> _TASK_
Each record below should be given again exactly as it reads.
-------- EXERCISE DATA --------
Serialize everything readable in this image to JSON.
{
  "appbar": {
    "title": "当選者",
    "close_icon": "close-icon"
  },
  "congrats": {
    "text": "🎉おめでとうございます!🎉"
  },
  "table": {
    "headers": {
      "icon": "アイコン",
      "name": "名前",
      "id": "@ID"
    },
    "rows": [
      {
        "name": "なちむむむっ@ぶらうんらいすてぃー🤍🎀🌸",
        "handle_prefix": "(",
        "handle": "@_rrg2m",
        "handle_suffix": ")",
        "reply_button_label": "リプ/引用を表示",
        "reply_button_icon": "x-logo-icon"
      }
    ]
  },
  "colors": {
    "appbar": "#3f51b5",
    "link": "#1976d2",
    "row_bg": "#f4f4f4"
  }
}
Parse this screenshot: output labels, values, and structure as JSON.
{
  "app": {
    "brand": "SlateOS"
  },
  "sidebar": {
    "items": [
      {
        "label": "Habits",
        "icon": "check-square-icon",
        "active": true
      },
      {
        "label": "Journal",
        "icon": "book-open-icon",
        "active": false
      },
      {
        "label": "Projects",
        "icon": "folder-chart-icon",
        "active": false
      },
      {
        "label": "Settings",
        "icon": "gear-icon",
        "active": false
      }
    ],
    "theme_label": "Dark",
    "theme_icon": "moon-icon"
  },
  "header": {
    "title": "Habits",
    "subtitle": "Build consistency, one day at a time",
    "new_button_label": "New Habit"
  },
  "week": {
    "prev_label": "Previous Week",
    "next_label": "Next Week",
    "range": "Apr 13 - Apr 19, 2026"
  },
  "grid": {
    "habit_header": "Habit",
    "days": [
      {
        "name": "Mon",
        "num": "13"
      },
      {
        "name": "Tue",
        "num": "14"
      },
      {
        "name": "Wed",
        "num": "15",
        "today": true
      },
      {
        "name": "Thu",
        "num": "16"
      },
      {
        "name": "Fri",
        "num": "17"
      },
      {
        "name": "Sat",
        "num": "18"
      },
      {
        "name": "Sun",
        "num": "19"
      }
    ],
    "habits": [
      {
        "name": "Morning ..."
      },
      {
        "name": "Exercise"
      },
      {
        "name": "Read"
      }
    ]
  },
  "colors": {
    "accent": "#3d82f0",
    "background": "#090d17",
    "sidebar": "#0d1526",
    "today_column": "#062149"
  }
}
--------
> _OUTPUT FOR THIS TASK_
Serialize everything readable in this image to JSON.
{
  "appbar": {
    "title": "当選者",
    "close_icon": "close-icon"
  },
  "congrats": {
    "text": "🎉おめでとうございます!🎉"
  },
  "table": {
    "headers": {
      "icon": "アイコン",
      "name": "名前",
      "id": "@ID"
    },
    "rows": [
      {
        "name": "なちむむむっ@ぶらうんらいすてぃー🤍🎀🌸",
        "handle_prefix": "(",
        "handle": "@_rrg2m",
        "handle_suffix": ")",
        "reply_button_label": "リプ/引用を表示",
        "reply_button_icon": "x-logo-icon"
      }
    ]
  },
  "colors": {
    "appbar": "#3f51b5",
    "link": "#1976d2",
    "row_bg": "#f4f4f4"
  }
}
Parse this screenshot: output labels, values, and structure as JSON.
{
  "app": {
    "brand": "SlateOS"
  },
  "sidebar": {
    "items": [
      {
        "label": "Habits",
        "icon": "check-square-icon",
        "active": true
      },
      {
        "label": "Journal",
        "icon": "book-open-icon",
        "active": false
      },
      {
        "label": "Projects",
        "icon": "folder-chart-icon",
        "active": false
      },
      {
        "label": "Settings",
        "icon": "gear-icon",
        "active": false
      }
    ],
    "theme_label": "Dark",
    "theme_icon": "moon-icon"
  },
  "header": {
    "title": "Habits",
    "subtitle": "Build consistency, one day at a time",
    "new_button_label": "New Habit"
  },
  "week": {
    "prev_label": "Previous Week",
    "next_label": "Next Week",
    "range": "Apr 13 - Apr 19, 2026"
  },
  "grid": {
    "habit_header": "Habit",
    "days": [
      {
        "name": "Mon",
        "num": "13"
      },
      {
        "name": "Tue",
        "num": "14"
      },
      {
        "name": "Wed",
        "num": "15",
        "today": true
      },
      {
        "name": "Thu",
        "num": "16"
      },
      {
        "name": "Fri",
        "num": "17"
      },
      {
        "name": "Sat",
        "num": "18"
      },
      {
        "name": "Sun",
        "num": "19"
      }
    ],
    "habits": [
      {
        "name": "Morning ..."
      },
      {
        "name": "Exercise"
      },
      {
        "name": "Read"
      }
    ]
  },
  "colors": {
    "accent": "#3d82f0",
    "background": "#090d17",
    "sidebar": "#0d1526",
    "today_column": "#062149"
  }
}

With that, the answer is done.